There will also be a number of countries and exhibitors involved in Arab film and media at the Village International pavilions this year. The national pavilions dedicated to specific Arab countries include Algeria, Jordan, Lebanon, Morocco, Palestine, Saudi Arabia and Tunisia. Other exhibitors are predominately at stand 25.02 and include the Arab Cinema Center, Arab Cinema in Sweden (ACID), Arab Radio and Television Network (ART), Festival Ciné-Palestine Paris, FilmLab: Palestine and Pan East Media. Make sure to stop by to get more information about the countries, companies and organizations. There will also be presentations, workshops, screenings and other events hosted by the exhibitors. You can download list of all exhibitors and map of the pavilions here. The calendar of all global events can be found here.


Last but not least, we have the second annual Arab Critics Awards presented by the Arab Cinema Center! Awards will be presented during the Cannes Film Festival. The full press release with further details about the award and jury can be found here.
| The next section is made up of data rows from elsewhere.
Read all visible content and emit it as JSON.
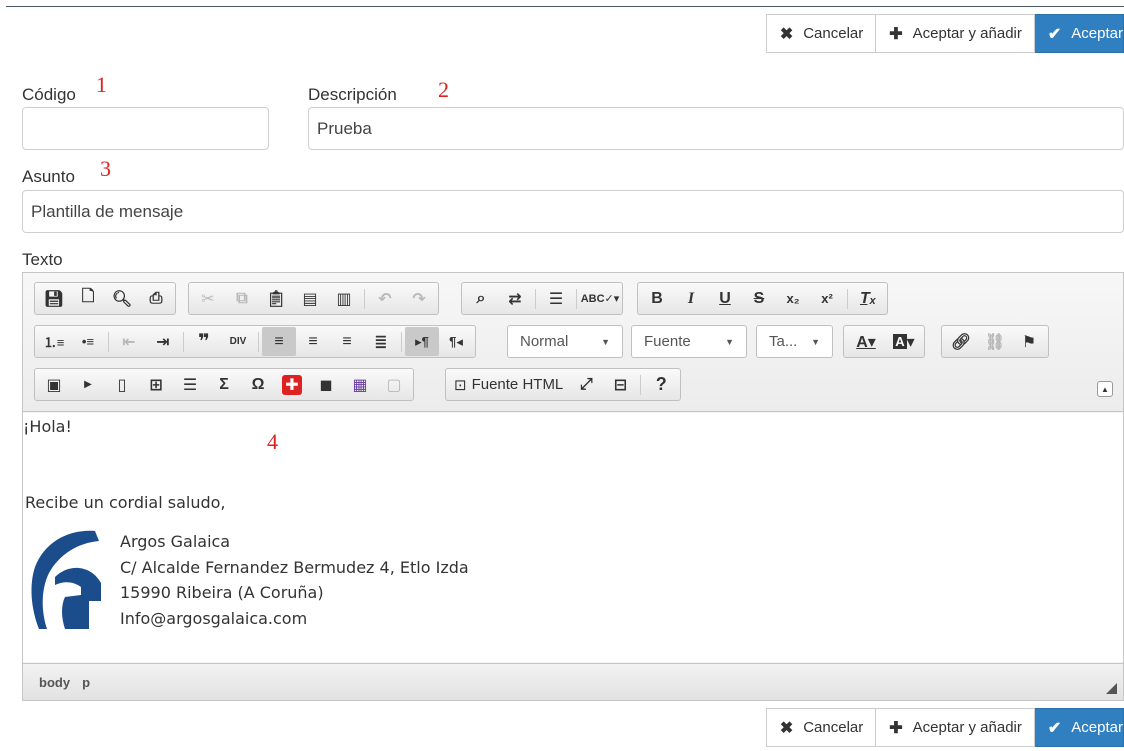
{
  "buttons": {
    "cancel": "Cancelar",
    "accept_add": "Aceptar y añadir",
    "accept": "Aceptar"
  },
  "form": {
    "code": {
      "label": "Código",
      "value": ""
    },
    "description": {
      "label": "Descripción",
      "value": "Prueba"
    },
    "subject": {
      "label": "Asunto",
      "value": "Plantilla de mensaje"
    },
    "text": {
      "label": "Texto"
    }
  },
  "annotations": [
    "1",
    "2",
    "3",
    "4"
  ],
  "toolbar": {
    "format_combo": "Normal",
    "font_combo": "Fuente",
    "size_combo": "Ta...",
    "source_button": "Fuente HTML"
  },
  "editor_content": {
    "greeting": "¡Hola!",
    "closing": "Recibe un cordial saludo,",
    "signature": [
      "Argos Galaica",
      "C/ Alcalde Fernandez Bermudez 4, Etlo Izda",
      "15990 Ribeira (A Coruña)",
      "Info@argosgalaica.com"
    ]
  },
  "statusbar": [
    "body",
    "p"
  ],
  "colors": {
    "primary": "#2f7fc1",
    "annotation": "#dd2222",
    "logo": "#1b4d8c"
  }
}
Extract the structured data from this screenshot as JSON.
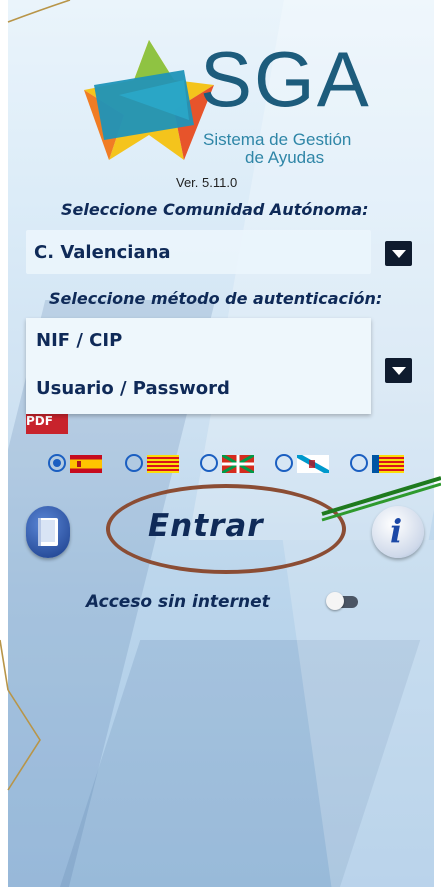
{
  "app": {
    "logo_text": "SGA",
    "logo_subtitle_line1": "Sistema de Gestión",
    "logo_subtitle_line2": "de Ayudas",
    "version": "Ver. 5.11.0"
  },
  "community": {
    "label": "Seleccione Comunidad Autónoma:",
    "selected": "C. Valenciana"
  },
  "auth": {
    "label": "Seleccione método de autenticación:",
    "options": [
      "NIF / CIP",
      "Usuario / Password"
    ]
  },
  "languages": {
    "selected_index": 0,
    "flags": [
      "spain-flag-icon",
      "catalonia-flag-icon",
      "basque-flag-icon",
      "galicia-flag-icon",
      "valencia-flag-icon"
    ]
  },
  "actions": {
    "enter_label": "Entrar",
    "manual_icon": "book-icon",
    "info_icon": "info-icon"
  },
  "offline": {
    "label": "Acceso sin internet",
    "enabled": false
  }
}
This year’s nominees are:

Best Actor – Adel Karam (The Insult), Amr Saad (Mawlana), and Mohammad Bakri (Wajib)

Best Actress – Zahraa Ghandour (The Journey), Sondos Belhassen (Benzine), and Mariam Al Ferjani (Beauty and the Dogs)

Best Screenplay – Ali, the Goat and Ibrahim, The Insult, and Wajib

Best Director – Ziad Doueiri (The Insult), Sofia Djama (The Blessed), and Hicham Lasri (Headbang Lullaby)

Best Documentary Film – Last Man in Aleppo, Ghost Hunting and Taste of Cement

Best Feature Film – The Insult, Wajib and Volubilis